There are two types of VRF systems. The first type is air cooled. This is the same technology as the most common type of heat pump used throughout the United States. Because VRFs have a high capacity and usually heat or cool very large homes, office spaces, and other buildings, the outdoor units are large. These condensers are about the size of a refrigerator. This is because they have large heat-exchanging coils for transferring heat to and from the outdoor air.
The second type of VRF system is water cooled. It relies on a chiller. A water-cooled condenser is much smaller, but it has to be surrounded by water. Although the water-cooled VRF systems are smaller and more energy efficient, they’re less common because of increased maintenance needs and more complicated installation and service requirements.
What Makes VRF Different From Other Heating and Cooling Systems
VRF systems are different from heat pumps, including ductless heat pumps because they can heat and cool at the same time. All other types of heat pumps must either be in heating mode or in cooling mode. This allows the home’s or building’s occupants to set each zone’s thermostat to the desired temperature. If one room requires cooling, such as a server room or kitchen, and the rest of the zones need heating, the VRF system makes this possible.
Benefits of Installing a VRF System
There are many benefits to installing a VRF system. They can be customized to serve a single-family home, an expansive office space, or a high-rise residential, commercial, or mixed-use building. These systems use about 55% less energy compared to using a furnace, central air conditioning system, or traditional heat pump.

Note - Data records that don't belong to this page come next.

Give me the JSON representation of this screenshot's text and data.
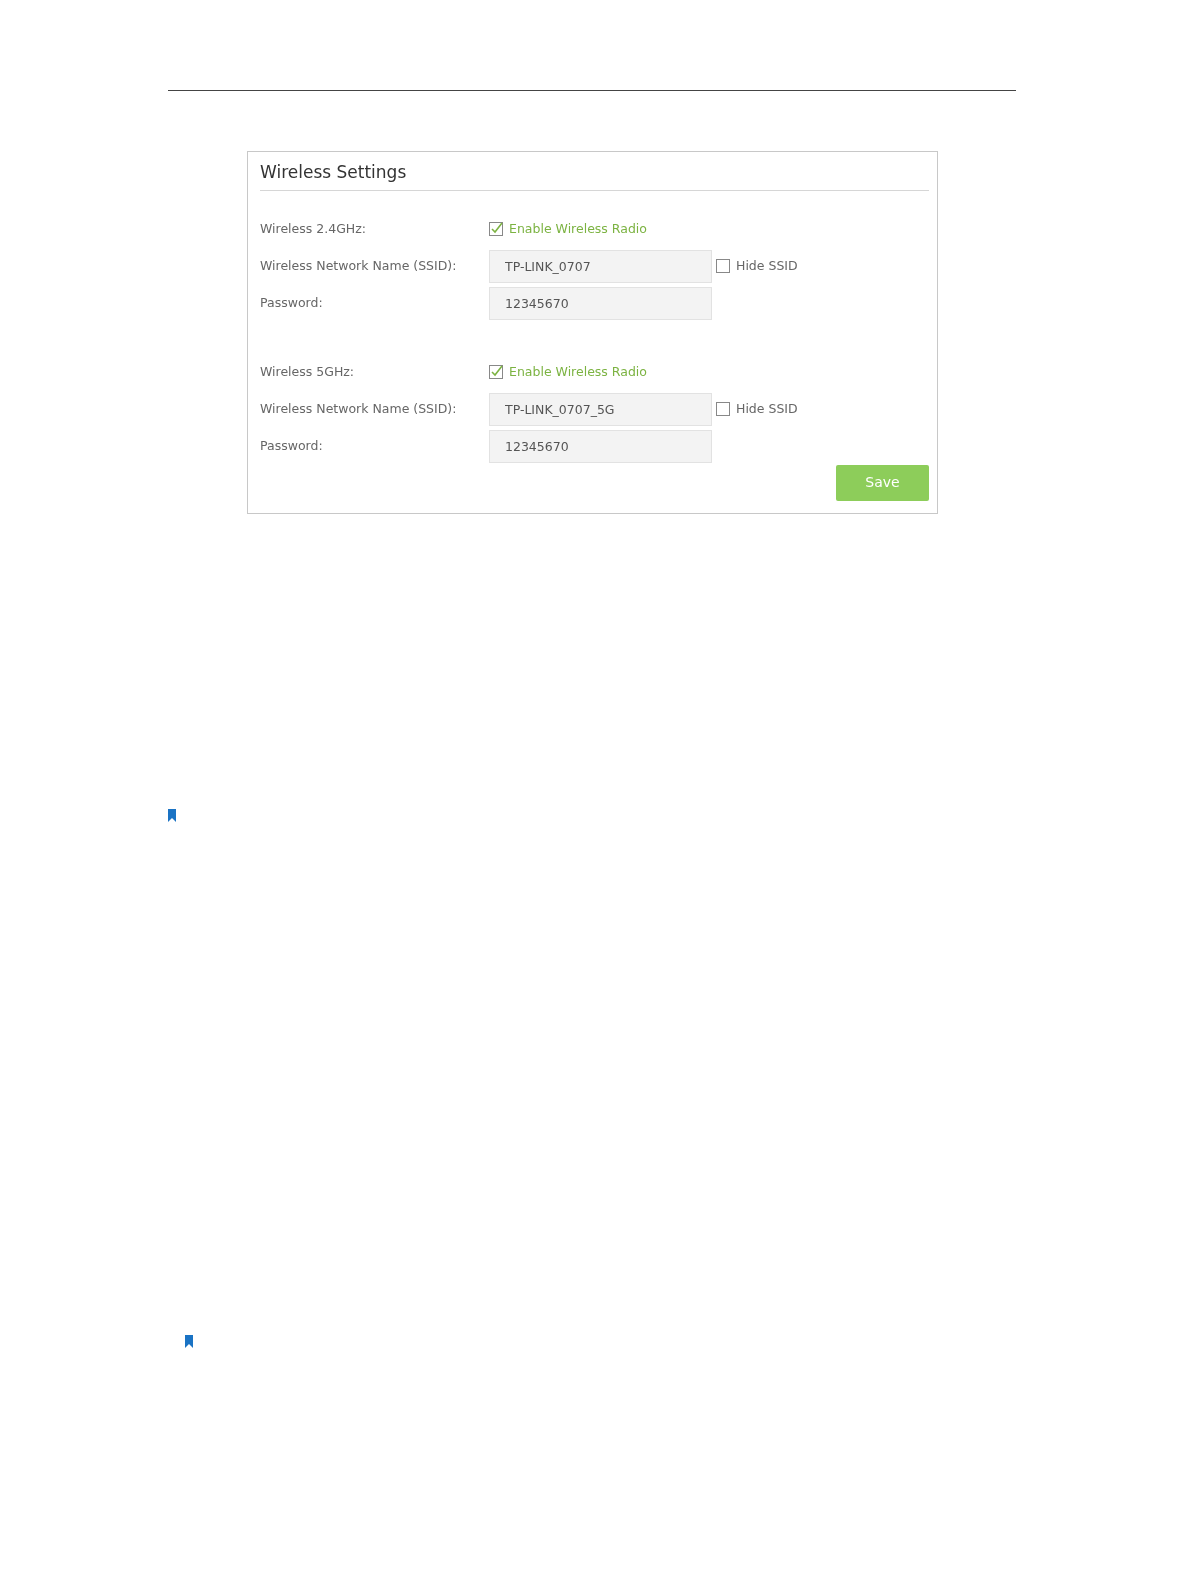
{
  "panel": {
    "title": "Wireless Settings"
  },
  "bands": [
    {
      "label": "Wireless 2.4GHz:",
      "enable": {
        "label": "Enable Wireless Radio",
        "checked": true
      },
      "ssid": {
        "label": "Wireless Network Name (SSID):",
        "value": "TP-LINK_0707"
      },
      "hide_ssid": {
        "label": "Hide SSID",
        "checked": false
      },
      "password": {
        "label": "Password:",
        "value": "12345670"
      }
    },
    {
      "label": "Wireless 5GHz:",
      "enable": {
        "label": "Enable Wireless Radio",
        "checked": true
      },
      "ssid": {
        "label": "Wireless Network Name (SSID):",
        "value": "TP-LINK_0707_5G"
      },
      "hide_ssid": {
        "label": "Hide SSID",
        "checked": false
      },
      "password": {
        "label": "Password:",
        "value": "12345670"
      }
    }
  ],
  "save_button": "Save"
}
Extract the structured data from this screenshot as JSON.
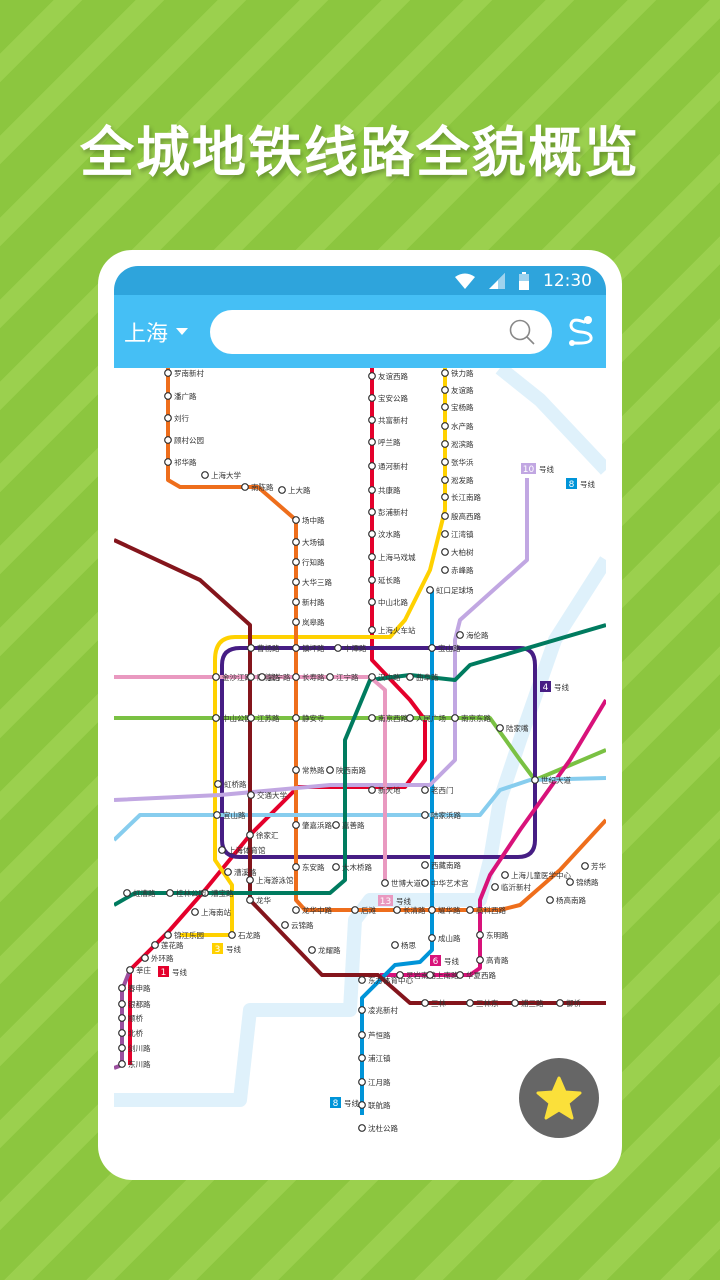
{
  "headline": "全城地铁线路全貌概览",
  "status_bar": {
    "time": "12:30",
    "icons": [
      "wifi-icon",
      "signal-icon",
      "battery-icon"
    ]
  },
  "app_bar": {
    "city": "上海",
    "search_placeholder": "",
    "search_icon": "search-icon",
    "route_icon": "route-icon"
  },
  "colors": {
    "background": "#8cc63f",
    "status_bar": "#2ea4dc",
    "app_bar": "#45bff5",
    "fav_button": "#666666",
    "star": "#fbe03a"
  },
  "map": {
    "lines": [
      {
        "id": "1",
        "color": "#e4002b"
      },
      {
        "id": "2",
        "color": "#7ac143"
      },
      {
        "id": "3",
        "color": "#ffd100"
      },
      {
        "id": "4",
        "color": "#461d84"
      },
      {
        "id": "5",
        "color": "#9b4f9f"
      },
      {
        "id": "6",
        "color": "#d8127a"
      },
      {
        "id": "7",
        "color": "#ee6e1c"
      },
      {
        "id": "8",
        "color": "#0094d8"
      },
      {
        "id": "9",
        "color": "#87cdee"
      },
      {
        "id": "10",
        "color": "#c1a7e2"
      },
      {
        "id": "11",
        "color": "#84151c"
      },
      {
        "id": "12",
        "color": "#007b5f"
      },
      {
        "id": "13",
        "color": "#e999c0"
      }
    ],
    "line_badges": [
      {
        "num": "10",
        "suffix": "号线",
        "color": "#c1a7e2"
      },
      {
        "num": "8",
        "suffix": "号线",
        "color": "#0094d8"
      },
      {
        "num": "4",
        "suffix": "号线",
        "color": "#461d84"
      },
      {
        "num": "13",
        "suffix": "号线",
        "color": "#e999c0"
      },
      {
        "num": "3",
        "suffix": "号线",
        "color": "#ffd100"
      },
      {
        "num": "1",
        "suffix": "号线",
        "color": "#e4002b"
      },
      {
        "num": "6",
        "suffix": "号线",
        "color": "#d8127a"
      },
      {
        "num": "8",
        "suffix": "号线",
        "color": "#0094d8"
      }
    ],
    "stations": [
      "罗南新村",
      "潘广路",
      "刘行",
      "顾村公园",
      "祁华路",
      "上海大学",
      "南陈路",
      "上大路",
      "场中路",
      "大场镇",
      "行知路",
      "大华三路",
      "新村路",
      "岚皋路",
      "友谊西路",
      "宝安公路",
      "共富新村",
      "呼兰路",
      "通河新村",
      "共康路",
      "彭浦新村",
      "汶水路",
      "上海马戏城",
      "延长路",
      "中山北路",
      "上海火车站",
      "铁力路",
      "友谊路",
      "宝杨路",
      "水产路",
      "淞滨路",
      "张华浜",
      "淞发路",
      "长江南路",
      "殷高西路",
      "江湾镇",
      "大柏树",
      "赤峰路",
      "虹口足球场",
      "曹杨路",
      "镇坪路",
      "中潭路",
      "宝山路",
      "海伦路",
      "金沙江路",
      "隆德路",
      "武宁路",
      "长寿路",
      "江宁路",
      "汉中路",
      "曲阜路",
      "中山公园",
      "江苏路",
      "静安寺",
      "南京西路",
      "人民广场",
      "南京东路",
      "陆家嘴",
      "世纪大道",
      "常熟路",
      "陕西南路",
      "新天地",
      "老西门",
      "虹桥路",
      "交通大学",
      "宜山路",
      "徐家汇",
      "肇嘉浜路",
      "嘉善路",
      "陆家浜路",
      "上海体育馆",
      "东安路",
      "大木桥路",
      "西藏南路",
      "龙华中路",
      "龙华",
      "漕宝路",
      "上海南站",
      "石龙路",
      "莘庄",
      "东方体育中心",
      "凌兆新村",
      "芦恒路",
      "浦江镇",
      "江月路",
      "联航路",
      "沈杜公路",
      "三林",
      "三林东",
      "浦三路",
      "御桥",
      "高青路",
      "东明路",
      "成山路",
      "耀华路",
      "长清路",
      "后滩",
      "云锦路",
      "龙耀路",
      "中华艺术宫",
      "世博大道",
      "锦江乐园",
      "莲花路",
      "外环路",
      "春申路",
      "银都路",
      "颛桥",
      "北桥",
      "剑川路",
      "东川路",
      "虹漕路",
      "桂林公园",
      "漕溪路",
      "上海游泳馆",
      "杨高南路",
      "芳华路",
      "锦绣路",
      "上海儿童医学中心",
      "临沂新村",
      "高科西路",
      "灵岩南路",
      "上南路",
      "华夏西路",
      "杨思"
    ]
  },
  "fav_button": {
    "icon": "star-icon"
  }
}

Each zone can be set to a different temperature, reducing the workload and extending the system’s lifespan. The customized zone control also allows each occupant’s preferences to be considered. The internal heat recovery functions of the three-pipe system formats offer more energy-efficiency improvements. This makes them a good choice for places with extreme temperature swings, such as San Antonio. VRF systems operate quietly. Both the inside and the outside units create low noise levels, even when operating at their peak capacity.
Where VRF Systems Can Be Installed
VRF systems can be installed at a single-family home, duplex, condo, apartment building, office space, or commercial building. They have the capacity to heat and cool buildings that are 70,000 square feet in size. The installation requirements for VRF systems include having a sturdy, level surface for the outdoor unit and appropriate spaces for the indoor units. The indoor unit can be 150 vertical feet away from the outdoor unit. Each indoor unit must be at least 14 feet away from any other indoor unit.
Who Can Install a VRF System
Not all HVAC technicians are properly trained for the installation of a VRF system. At Beyer Air Conditioning & Heating, our technicians have been factory-trained and certified to install VRF systems at homes and businesses throughout San Antonio and the surrounding areas. It’s important to choose a factory-trained and certified technician for the proper installation of the system. A VRF system will operate more efficiently and will have a longer lifespan when it’s installed and maintained by a factory-trained service technician.
How to Decide on a VRF System
Before you decide on a VRF system for your home or business, it’s important to consider a few factors. You may want to look at the operating costs of other heating and cooling equipment and compare it to the VRF. Also, consider the initial installation costs. If you’re renovating a historical residence or you’re needing to heat and to cool a building without ducts, VRF provides you with more design flexibility.
At Beyer Air Conditioning & Heating, we install quality VRF systems that you can rely on for energy-efficient heating and cooling in San Antonio, TX, and the surrounding areas. In addition to these systems, we’re also ready to install, repair, or maintain air conditioning systems and heat pumps. If you’re in need of a ductless air conditioning system, our NATE-certified technicians install, repair, and maintain them. You can also count on us for duct repair and cleaning, indoor air quality solutions, and home comfort plans. To learn more about VRF systems and our other products and services in the San Antonio area, call us at Beyer Air Conditioning & Heating today.